### Problem to work on
Would you give the entries again word for word, with no pictures in the copy?

### Extracted records
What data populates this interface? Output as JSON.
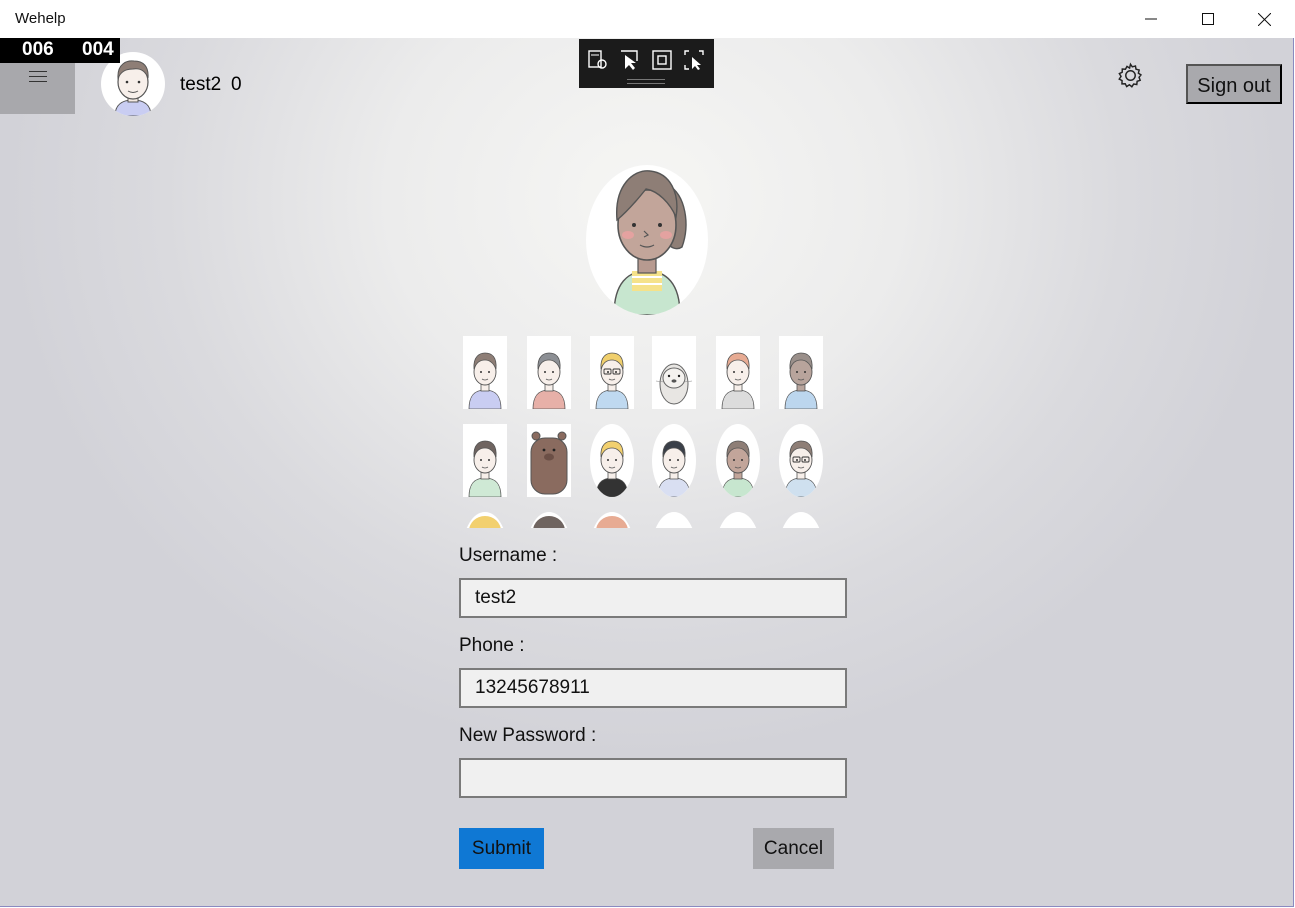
{
  "window": {
    "title": "Wehelp",
    "minimize_icon": "minimize-icon",
    "maximize_icon": "maximize-icon",
    "close_icon": "close-icon"
  },
  "overlay_counter": {
    "left": "006",
    "right": "004"
  },
  "header": {
    "menu_icon": "hamburger-icon",
    "username": "test2",
    "score": "0",
    "settings_icon": "gear-icon",
    "sign_out_label": "Sign out"
  },
  "debug_toolbar": {
    "icons": [
      "select-element-icon",
      "pointer-icon",
      "layout-bounds-icon",
      "track-focus-icon"
    ]
  },
  "avatar_picker": {
    "selected": "woman-ponytail",
    "rows": [
      [
        "man-brown-hair",
        "man-gray-hair",
        "man-glasses-blond",
        "otter",
        "man-red-hair",
        "man-bald"
      ],
      [
        "man-dark-hair",
        "bear",
        "woman-blonde",
        "woman-black-hair",
        "woman-ponytail",
        "woman-glasses"
      ]
    ]
  },
  "form": {
    "username_label": "Username :",
    "username_value": "test2",
    "phone_label": "Phone :",
    "phone_value": "13245678911",
    "password_label": "New Password :",
    "password_value": "",
    "submit_label": "Submit",
    "cancel_label": "Cancel"
  }
}
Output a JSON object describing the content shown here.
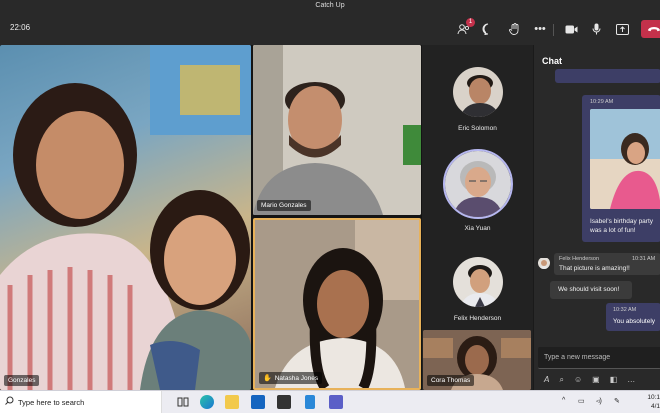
{
  "window": {
    "title": "Catch Up"
  },
  "toolbar": {
    "time": "22:06",
    "participants_badge": "1",
    "icons": [
      "people-icon",
      "chat-icon",
      "raise-hand-icon",
      "more-icon",
      "camera-icon",
      "mic-icon",
      "share-icon",
      "leave-icon"
    ]
  },
  "stage": {
    "tiles": [
      {
        "name": "Gonzales"
      },
      {
        "name": "Mario Gonzales"
      },
      {
        "name": "Natasha Jones",
        "hand_raised": true
      },
      {
        "name": "Cora Thomas"
      }
    ],
    "side_participants": [
      {
        "name": "Eric Solomon"
      },
      {
        "name": "Xia Yuan",
        "speaking": true
      },
      {
        "name": "Felix Henderson"
      }
    ]
  },
  "chat": {
    "title": "Chat",
    "messages": [
      {
        "direction": "out",
        "time": "10:29 AM",
        "text": "Isabel's birthday party was a lot of fun!"
      },
      {
        "direction": "in",
        "author": "Felix Henderson",
        "time": "10:31 AM",
        "text": "That picture is amazing!!"
      },
      {
        "direction": "in",
        "time": "",
        "text": "We should visit soon!"
      },
      {
        "direction": "out",
        "time": "10:32 AM",
        "text": "You absolutely"
      }
    ],
    "input_placeholder": "Type a new message"
  },
  "taskbar": {
    "search_placeholder": "Type here to search",
    "clock_time": "10:1",
    "clock_date": "4/1"
  }
}
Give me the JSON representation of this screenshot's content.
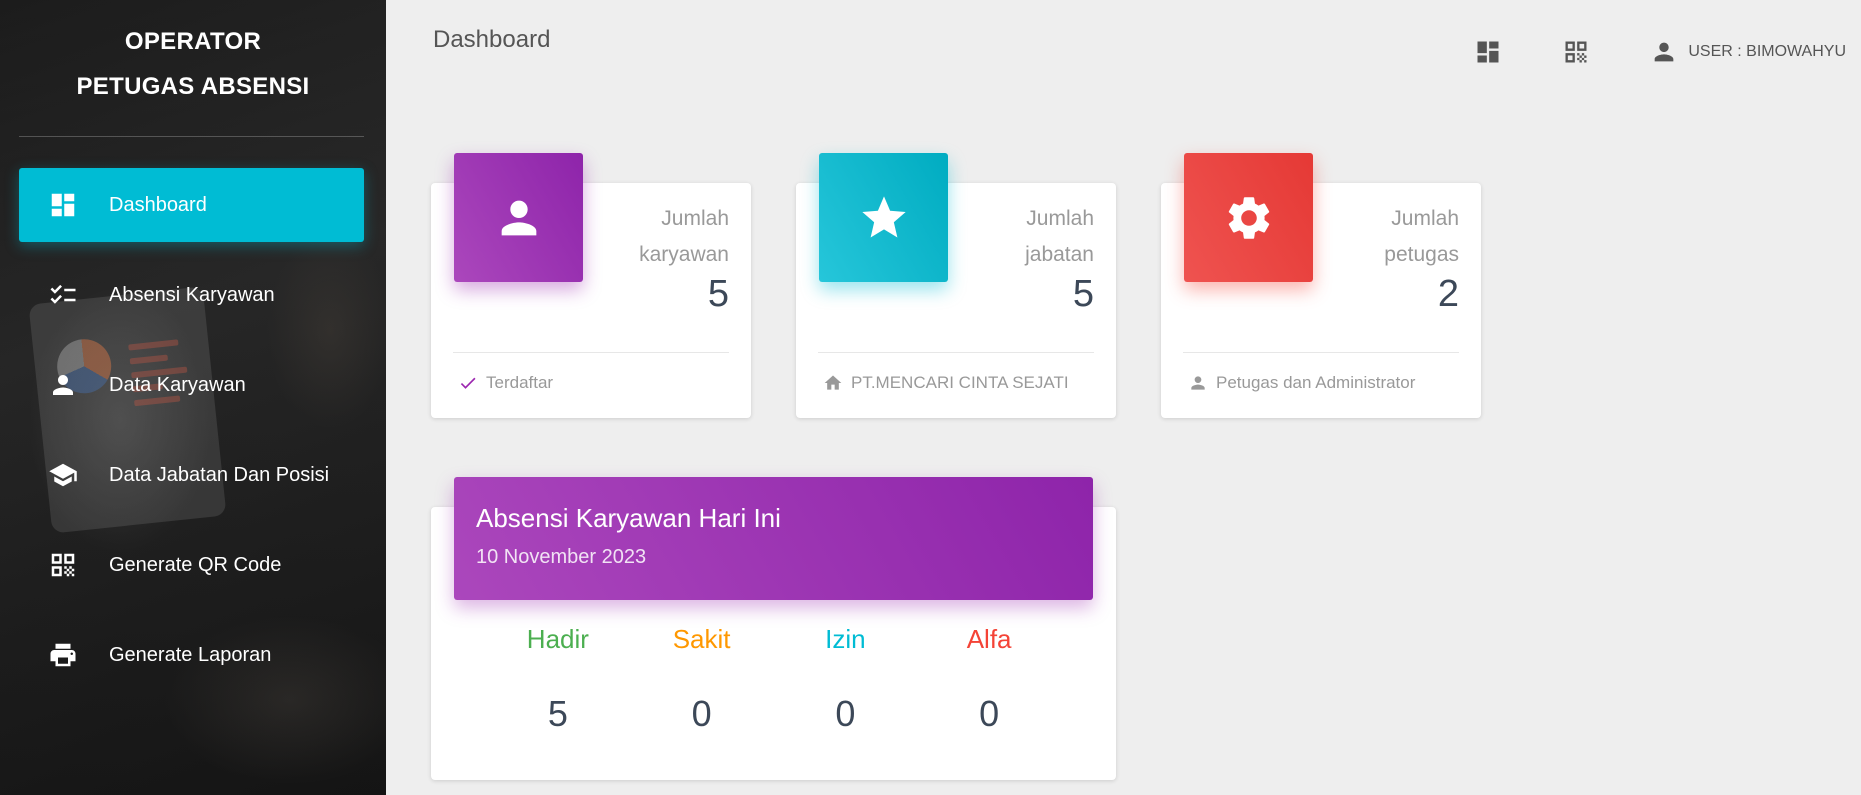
{
  "sidebar": {
    "title_line1": "OPERATOR",
    "title_line2": "PETUGAS ABSENSI",
    "items": [
      {
        "label": "Dashboard",
        "icon": "dashboard-icon",
        "active": true
      },
      {
        "label": "Absensi Karyawan",
        "icon": "checklist-icon"
      },
      {
        "label": "Data Karyawan",
        "icon": "person-icon"
      },
      {
        "label": "Data Jabatan Dan Posisi",
        "icon": "school-icon"
      },
      {
        "label": "Generate QR Code",
        "icon": "qr-code-icon"
      },
      {
        "label": "Generate Laporan",
        "icon": "printer-icon"
      }
    ]
  },
  "header": {
    "page_title": "Dashboard",
    "user_label": "USER : BIMOWAHYU"
  },
  "stats": [
    {
      "label": "Jumlah karyawan",
      "value": "5",
      "footer": "Terdaftar",
      "footer_icon": "check-icon",
      "color": "#9c27b0"
    },
    {
      "label": "Jumlah jabatan",
      "value": "5",
      "footer": "PT.MENCARI CINTA SEJATI",
      "footer_icon": "home-icon",
      "color": "#00bcd4"
    },
    {
      "label": "Jumlah petugas",
      "value": "2",
      "footer": "Petugas dan Administrator",
      "footer_icon": "person-icon",
      "color": "#f44336"
    }
  ],
  "attendance": {
    "title": "Absensi Karyawan Hari Ini",
    "date": "10 November 2023",
    "columns": [
      {
        "label": "Hadir",
        "value": "5",
        "color": "#4caf50"
      },
      {
        "label": "Sakit",
        "value": "0",
        "color": "#ff9800"
      },
      {
        "label": "Izin",
        "value": "0",
        "color": "#00bcd4"
      },
      {
        "label": "Alfa",
        "value": "0",
        "color": "#f44336"
      }
    ]
  },
  "colors": {
    "accent_cyan": "#00bcd4",
    "accent_purple": "#9c27b0",
    "accent_red": "#f44336",
    "background": "#eeeeee"
  }
}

### Answer box
What data populates this interface? Output as JSON.
{
  "window": {
    "title": "Wehelp",
    "minimize_icon": "minimize-icon",
    "maximize_icon": "maximize-icon",
    "close_icon": "close-icon"
  },
  "overlay_counter": {
    "left": "006",
    "right": "004"
  },
  "header": {
    "menu_icon": "hamburger-icon",
    "username": "test2",
    "score": "0",
    "settings_icon": "gear-icon",
    "sign_out_label": "Sign out"
  },
  "debug_toolbar": {
    "icons": [
      "select-element-icon",
      "pointer-icon",
      "layout-bounds-icon",
      "track-focus-icon"
    ]
  },
  "avatar_picker": {
    "selected": "woman-ponytail",
    "rows": [
      [
        "man-brown-hair",
        "man-gray-hair",
        "man-glasses-blond",
        "otter",
        "man-red-hair",
        "man-bald"
      ],
      [
        "man-dark-hair",
        "bear",
        "woman-blonde",
        "woman-black-hair",
        "woman-ponytail",
        "woman-glasses"
      ]
    ]
  },
  "form": {
    "username_label": "Username :",
    "username_value": "test2",
    "phone_label": "Phone :",
    "phone_value": "13245678911",
    "password_label": "New Password :",
    "password_value": "",
    "submit_label": "Submit",
    "cancel_label": "Cancel"
  }
}
Output a JSON object describing the content shown here.
{
  "window": {
    "title": "Catch Up"
  },
  "toolbar": {
    "time": "22:06",
    "participants_badge": "1",
    "icons": [
      "people-icon",
      "chat-icon",
      "raise-hand-icon",
      "more-icon",
      "camera-icon",
      "mic-icon",
      "share-icon",
      "leave-icon"
    ]
  },
  "stage": {
    "tiles": [
      {
        "name": "Gonzales"
      },
      {
        "name": "Mario Gonzales"
      },
      {
        "name": "Natasha Jones",
        "hand_raised": true
      },
      {
        "name": "Cora Thomas"
      }
    ],
    "side_participants": [
      {
        "name": "Eric Solomon"
      },
      {
        "name": "Xia Yuan",
        "speaking": true
      },
      {
        "name": "Felix Henderson"
      }
    ]
  },
  "chat": {
    "title": "Chat",
    "messages": [
      {
        "direction": "out",
        "time": "10:29 AM",
        "text": "Isabel's birthday party was a lot of fun!"
      },
      {
        "direction": "in",
        "author": "Felix Henderson",
        "time": "10:31 AM",
        "text": "That picture is amazing!!"
      },
      {
        "direction": "in",
        "time": "",
        "text": "We should visit soon!"
      },
      {
        "direction": "out",
        "time": "10:32 AM",
        "text": "You absolutely"
      }
    ],
    "input_placeholder": "Type a new message"
  },
  "taskbar": {
    "search_placeholder": "Type here to search",
    "clock_time": "10:1",
    "clock_date": "4/1"
  }
}
Give me the JSON representation of this screenshot's content.
{
  "sidebar": {
    "title_line1": "OPERATOR",
    "title_line2": "PETUGAS ABSENSI",
    "items": [
      {
        "label": "Dashboard",
        "icon": "dashboard-icon",
        "active": true
      },
      {
        "label": "Absensi Karyawan",
        "icon": "checklist-icon"
      },
      {
        "label": "Data Karyawan",
        "icon": "person-icon"
      },
      {
        "label": "Data Jabatan Dan Posisi",
        "icon": "school-icon"
      },
      {
        "label": "Generate QR Code",
        "icon": "qr-code-icon"
      },
      {
        "label": "Generate Laporan",
        "icon": "printer-icon"
      }
    ]
  },
  "header": {
    "page_title": "Dashboard",
    "user_label": "USER : BIMOWAHYU"
  },
  "stats": [
    {
      "label": "Jumlah karyawan",
      "value": "5",
      "footer": "Terdaftar",
      "footer_icon": "check-icon",
      "color": "#9c27b0"
    },
    {
      "label": "Jumlah jabatan",
      "value": "5",
      "footer": "PT.MENCARI CINTA SEJATI",
      "footer_icon": "home-icon",
      "color": "#00bcd4"
    },
    {
      "label": "Jumlah petugas",
      "value": "2",
      "footer": "Petugas dan Administrator",
      "footer_icon": "person-icon",
      "color": "#f44336"
    }
  ],
  "attendance": {
    "title": "Absensi Karyawan Hari Ini",
    "date": "10 November 2023",
    "columns": [
      {
        "label": "Hadir",
        "value": "5",
        "color": "#4caf50"
      },
      {
        "label": "Sakit",
        "value": "0",
        "color": "#ff9800"
      },
      {
        "label": "Izin",
        "value": "0",
        "color": "#00bcd4"
      },
      {
        "label": "Alfa",
        "value": "0",
        "color": "#f44336"
      }
    ]
  },
  "colors": {
    "accent_cyan": "#00bcd4",
    "accent_purple": "#9c27b0",
    "accent_red": "#f44336",
    "background": "#eeeeee"
  }
}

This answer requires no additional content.